HLA Hart primarily deals with
1. Law and Coercion
2. Law and Morality
3. Nature of Rules ( Primary and Secondary)
Hart criticizes Austin’s theory of Command as people not only obey law because of sanctions and commands given by the sovereign but they accept it as being binding in nature and naturally followed by them. Rules are followed because of the acceptance in the society.
The idea of rule implies an obligation. He considers rules which generate pressure but short fall of physical sanctions as moral obligations but they exert physical pressure they can be considered primitive or rudimentary kind of law which have legal sanctions.
In his analysis Hart makes a distinction between two types of rules (primary and secondary). The separation of rules into these two different categories allows him to establish a method to determine the validity of a law, which is what determines whether it creates an obligation among citizens in a society or not. For the most part, Hart is able to create a very neat and consistent model to describe the legal system, but one inconsistency that I saw, and which I will address, is with the way that Hart incorporates judicial decisions into his system of rules.
RELEVANCE IN INDIAN LEGAL SYSTEM
The Supreme Court declared in Kesavananda Bharati v. State of Kerala that Article 368 did not enable Parliament to alter the basic structure or framework of the Constitution. This decision is not just a landmark in the evolution of Constitutional law, but a turning point in Constitutional history. Later on so many cases are decided by the Supreme Court in support of Fundamental rights.
In the case of Mumbai Kamgar Sabha, Bombay vs. Abdulbhai 23 AIR 1975 SC 2299 also Analytical Positivism was used by the Courts.
In Bandhua Mukti Motcha vs. Union of India Oxford English Dictionary defines PIL as “the common well being…..also public welfare”.
The landmark judgement by Justice Bhagwati in S.P. Gupta v. Union of India held that the new era of PIL movement by holding that any member of the public or social action group can maintain an application in the High Court or the Supreme Court on behalf of the people who because of poverty or any other disability are unable to safeguard their constitutional or legal rights.
The subsequent decisions of the Supreme Court in Fertilizer Corporation Kamgar Union (Regd.) Sindri v.Union of India, Free Legal Aid Committee, Jamshedpur v. State of Bihar, Rural Litigation and Entitlement Kendsra, Dehradun v. State of UP

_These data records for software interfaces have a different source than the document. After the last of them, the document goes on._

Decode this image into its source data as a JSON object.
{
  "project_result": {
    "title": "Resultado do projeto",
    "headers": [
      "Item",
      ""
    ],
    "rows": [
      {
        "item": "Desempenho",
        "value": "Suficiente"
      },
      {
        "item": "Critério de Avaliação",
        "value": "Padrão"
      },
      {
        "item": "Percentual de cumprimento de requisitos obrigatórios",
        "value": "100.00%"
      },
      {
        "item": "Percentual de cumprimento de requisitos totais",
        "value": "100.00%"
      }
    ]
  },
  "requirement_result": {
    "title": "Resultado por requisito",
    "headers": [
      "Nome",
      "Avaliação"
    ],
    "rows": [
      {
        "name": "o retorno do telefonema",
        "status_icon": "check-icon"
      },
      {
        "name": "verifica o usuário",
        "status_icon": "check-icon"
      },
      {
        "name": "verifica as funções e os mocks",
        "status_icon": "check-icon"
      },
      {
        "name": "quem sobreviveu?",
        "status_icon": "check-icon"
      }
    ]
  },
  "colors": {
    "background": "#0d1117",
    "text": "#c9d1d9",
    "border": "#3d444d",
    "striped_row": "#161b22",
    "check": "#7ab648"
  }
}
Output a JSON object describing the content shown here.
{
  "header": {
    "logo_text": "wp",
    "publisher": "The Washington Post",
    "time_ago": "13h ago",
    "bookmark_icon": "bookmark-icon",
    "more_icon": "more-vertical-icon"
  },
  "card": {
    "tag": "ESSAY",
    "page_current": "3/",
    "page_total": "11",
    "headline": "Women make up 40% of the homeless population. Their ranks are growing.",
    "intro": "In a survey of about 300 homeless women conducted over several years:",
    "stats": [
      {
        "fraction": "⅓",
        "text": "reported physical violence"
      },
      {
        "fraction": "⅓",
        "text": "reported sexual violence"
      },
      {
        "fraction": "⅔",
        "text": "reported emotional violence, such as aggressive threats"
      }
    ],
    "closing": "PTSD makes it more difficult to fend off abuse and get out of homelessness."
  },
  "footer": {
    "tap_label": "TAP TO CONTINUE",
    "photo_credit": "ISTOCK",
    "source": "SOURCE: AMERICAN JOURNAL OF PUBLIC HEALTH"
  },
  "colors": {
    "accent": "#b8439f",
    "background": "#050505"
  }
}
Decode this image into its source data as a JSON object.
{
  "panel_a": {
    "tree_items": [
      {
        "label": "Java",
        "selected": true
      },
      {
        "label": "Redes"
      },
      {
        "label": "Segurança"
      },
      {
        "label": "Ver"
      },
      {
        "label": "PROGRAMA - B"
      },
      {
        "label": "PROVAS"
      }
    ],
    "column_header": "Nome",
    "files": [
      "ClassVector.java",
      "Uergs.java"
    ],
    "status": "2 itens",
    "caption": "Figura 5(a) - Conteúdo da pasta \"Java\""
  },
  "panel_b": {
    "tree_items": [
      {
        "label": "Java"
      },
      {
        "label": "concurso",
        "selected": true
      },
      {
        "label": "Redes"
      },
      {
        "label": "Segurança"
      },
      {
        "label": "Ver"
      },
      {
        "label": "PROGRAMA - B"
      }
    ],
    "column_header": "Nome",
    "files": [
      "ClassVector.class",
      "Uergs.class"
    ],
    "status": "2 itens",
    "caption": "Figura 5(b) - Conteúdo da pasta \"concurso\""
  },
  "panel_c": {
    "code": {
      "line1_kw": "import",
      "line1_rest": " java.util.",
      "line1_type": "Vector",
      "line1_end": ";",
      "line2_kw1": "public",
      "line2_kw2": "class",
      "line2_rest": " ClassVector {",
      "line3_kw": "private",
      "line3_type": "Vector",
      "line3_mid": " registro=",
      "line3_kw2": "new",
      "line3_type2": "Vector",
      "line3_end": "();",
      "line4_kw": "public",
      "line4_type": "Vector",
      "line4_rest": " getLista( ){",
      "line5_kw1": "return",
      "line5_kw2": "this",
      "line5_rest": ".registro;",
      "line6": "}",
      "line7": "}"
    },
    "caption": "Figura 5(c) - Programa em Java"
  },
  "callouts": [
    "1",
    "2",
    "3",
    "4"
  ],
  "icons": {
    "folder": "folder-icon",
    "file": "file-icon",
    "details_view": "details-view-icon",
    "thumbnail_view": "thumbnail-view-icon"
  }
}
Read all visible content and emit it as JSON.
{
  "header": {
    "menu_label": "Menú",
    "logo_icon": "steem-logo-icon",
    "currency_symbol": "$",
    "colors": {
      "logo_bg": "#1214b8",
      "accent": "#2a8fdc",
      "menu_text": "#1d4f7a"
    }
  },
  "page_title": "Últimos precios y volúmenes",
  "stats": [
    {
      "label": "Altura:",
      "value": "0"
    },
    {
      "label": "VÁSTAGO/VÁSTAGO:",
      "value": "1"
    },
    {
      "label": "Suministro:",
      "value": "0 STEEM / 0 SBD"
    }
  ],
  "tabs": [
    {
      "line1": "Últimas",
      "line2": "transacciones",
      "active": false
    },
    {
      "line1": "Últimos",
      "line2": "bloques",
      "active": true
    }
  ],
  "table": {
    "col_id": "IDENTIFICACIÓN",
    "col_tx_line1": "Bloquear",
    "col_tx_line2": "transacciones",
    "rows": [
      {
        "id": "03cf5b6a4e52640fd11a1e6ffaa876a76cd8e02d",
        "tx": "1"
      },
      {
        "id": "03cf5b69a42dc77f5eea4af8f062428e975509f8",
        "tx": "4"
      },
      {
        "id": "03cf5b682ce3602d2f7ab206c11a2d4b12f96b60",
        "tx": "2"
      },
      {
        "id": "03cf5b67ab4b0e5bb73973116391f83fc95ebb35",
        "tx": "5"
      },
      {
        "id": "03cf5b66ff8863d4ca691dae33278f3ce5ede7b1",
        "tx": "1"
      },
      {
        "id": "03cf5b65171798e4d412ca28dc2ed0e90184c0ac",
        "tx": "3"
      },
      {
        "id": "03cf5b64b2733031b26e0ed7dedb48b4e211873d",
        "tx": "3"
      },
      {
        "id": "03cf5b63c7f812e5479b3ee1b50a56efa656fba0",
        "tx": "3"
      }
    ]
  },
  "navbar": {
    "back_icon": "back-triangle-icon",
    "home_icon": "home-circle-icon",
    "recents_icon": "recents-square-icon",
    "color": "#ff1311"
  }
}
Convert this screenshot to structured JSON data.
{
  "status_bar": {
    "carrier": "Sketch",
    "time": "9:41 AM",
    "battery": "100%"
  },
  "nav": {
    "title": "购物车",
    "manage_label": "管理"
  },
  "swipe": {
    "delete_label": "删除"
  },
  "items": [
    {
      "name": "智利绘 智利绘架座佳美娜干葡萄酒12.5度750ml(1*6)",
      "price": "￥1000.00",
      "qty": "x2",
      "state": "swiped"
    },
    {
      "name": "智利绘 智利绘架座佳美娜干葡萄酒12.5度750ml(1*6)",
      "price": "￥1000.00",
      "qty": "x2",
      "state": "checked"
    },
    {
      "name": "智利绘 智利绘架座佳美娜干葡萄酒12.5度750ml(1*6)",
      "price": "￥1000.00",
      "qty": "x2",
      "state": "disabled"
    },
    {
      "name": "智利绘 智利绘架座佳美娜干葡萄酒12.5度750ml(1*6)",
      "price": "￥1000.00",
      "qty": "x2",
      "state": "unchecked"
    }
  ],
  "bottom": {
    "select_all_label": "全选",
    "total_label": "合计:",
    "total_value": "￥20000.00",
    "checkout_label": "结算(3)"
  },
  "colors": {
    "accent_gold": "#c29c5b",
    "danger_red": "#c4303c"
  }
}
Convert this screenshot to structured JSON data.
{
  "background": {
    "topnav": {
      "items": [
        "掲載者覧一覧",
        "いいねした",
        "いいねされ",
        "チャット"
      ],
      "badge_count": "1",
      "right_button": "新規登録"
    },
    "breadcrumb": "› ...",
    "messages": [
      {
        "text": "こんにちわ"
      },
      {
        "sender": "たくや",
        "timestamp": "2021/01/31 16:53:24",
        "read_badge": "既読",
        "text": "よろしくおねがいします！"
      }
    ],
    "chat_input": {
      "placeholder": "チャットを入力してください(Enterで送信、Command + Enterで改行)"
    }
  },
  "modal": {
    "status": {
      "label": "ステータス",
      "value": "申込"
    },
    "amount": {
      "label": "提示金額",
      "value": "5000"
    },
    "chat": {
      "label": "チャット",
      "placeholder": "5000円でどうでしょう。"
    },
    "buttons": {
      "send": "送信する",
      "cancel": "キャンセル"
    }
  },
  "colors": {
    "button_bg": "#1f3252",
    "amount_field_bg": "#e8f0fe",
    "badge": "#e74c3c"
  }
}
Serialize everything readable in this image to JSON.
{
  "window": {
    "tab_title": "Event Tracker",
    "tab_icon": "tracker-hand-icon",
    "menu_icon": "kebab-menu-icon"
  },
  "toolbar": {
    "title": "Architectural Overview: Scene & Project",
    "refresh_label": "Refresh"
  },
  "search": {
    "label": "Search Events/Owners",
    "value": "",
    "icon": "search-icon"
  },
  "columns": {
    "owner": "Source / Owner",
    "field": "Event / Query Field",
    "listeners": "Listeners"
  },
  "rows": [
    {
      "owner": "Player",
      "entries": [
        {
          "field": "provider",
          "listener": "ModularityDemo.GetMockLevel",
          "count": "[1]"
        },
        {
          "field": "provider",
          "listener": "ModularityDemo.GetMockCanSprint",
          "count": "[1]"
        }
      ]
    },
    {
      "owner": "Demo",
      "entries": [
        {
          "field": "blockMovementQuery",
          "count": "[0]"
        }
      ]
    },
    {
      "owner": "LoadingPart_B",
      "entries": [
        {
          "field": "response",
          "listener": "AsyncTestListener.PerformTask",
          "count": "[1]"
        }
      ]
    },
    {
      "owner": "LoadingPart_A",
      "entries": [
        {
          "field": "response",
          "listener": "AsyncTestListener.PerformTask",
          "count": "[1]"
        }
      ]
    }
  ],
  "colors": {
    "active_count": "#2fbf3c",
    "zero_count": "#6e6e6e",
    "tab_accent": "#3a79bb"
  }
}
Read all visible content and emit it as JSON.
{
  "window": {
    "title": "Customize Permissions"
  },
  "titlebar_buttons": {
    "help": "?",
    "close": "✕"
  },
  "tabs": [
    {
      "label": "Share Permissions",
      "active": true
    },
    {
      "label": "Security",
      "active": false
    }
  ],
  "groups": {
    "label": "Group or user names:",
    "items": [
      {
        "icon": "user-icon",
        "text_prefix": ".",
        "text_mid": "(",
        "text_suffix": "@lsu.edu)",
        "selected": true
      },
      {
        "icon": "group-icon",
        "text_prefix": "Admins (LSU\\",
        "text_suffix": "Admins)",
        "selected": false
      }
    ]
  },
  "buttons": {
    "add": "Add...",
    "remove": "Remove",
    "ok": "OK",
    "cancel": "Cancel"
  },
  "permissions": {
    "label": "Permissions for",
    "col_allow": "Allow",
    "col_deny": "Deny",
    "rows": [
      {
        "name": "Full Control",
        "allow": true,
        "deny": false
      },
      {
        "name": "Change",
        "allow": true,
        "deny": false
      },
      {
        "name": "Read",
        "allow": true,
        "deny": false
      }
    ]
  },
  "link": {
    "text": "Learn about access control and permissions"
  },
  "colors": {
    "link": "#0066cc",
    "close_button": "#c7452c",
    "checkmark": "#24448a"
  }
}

M.C.Mehta v. Union of India , show the conception of the concept of PIL in India. Prof John Rawls says that human rights do not depend on any particular comprehensive moral doctrine, they express a minimum standard of well ordered political institutions for all people, who belong, as members in good standing, to a just political society of people. The emergence of the Indian supreme court as a custodian of peoples rights and a democratic, functional institution is the most significant and important development in the judicial history of independent India. The court in number of cases has expounded the scope of Art. 21 so as to safeguard the rights of prisoner.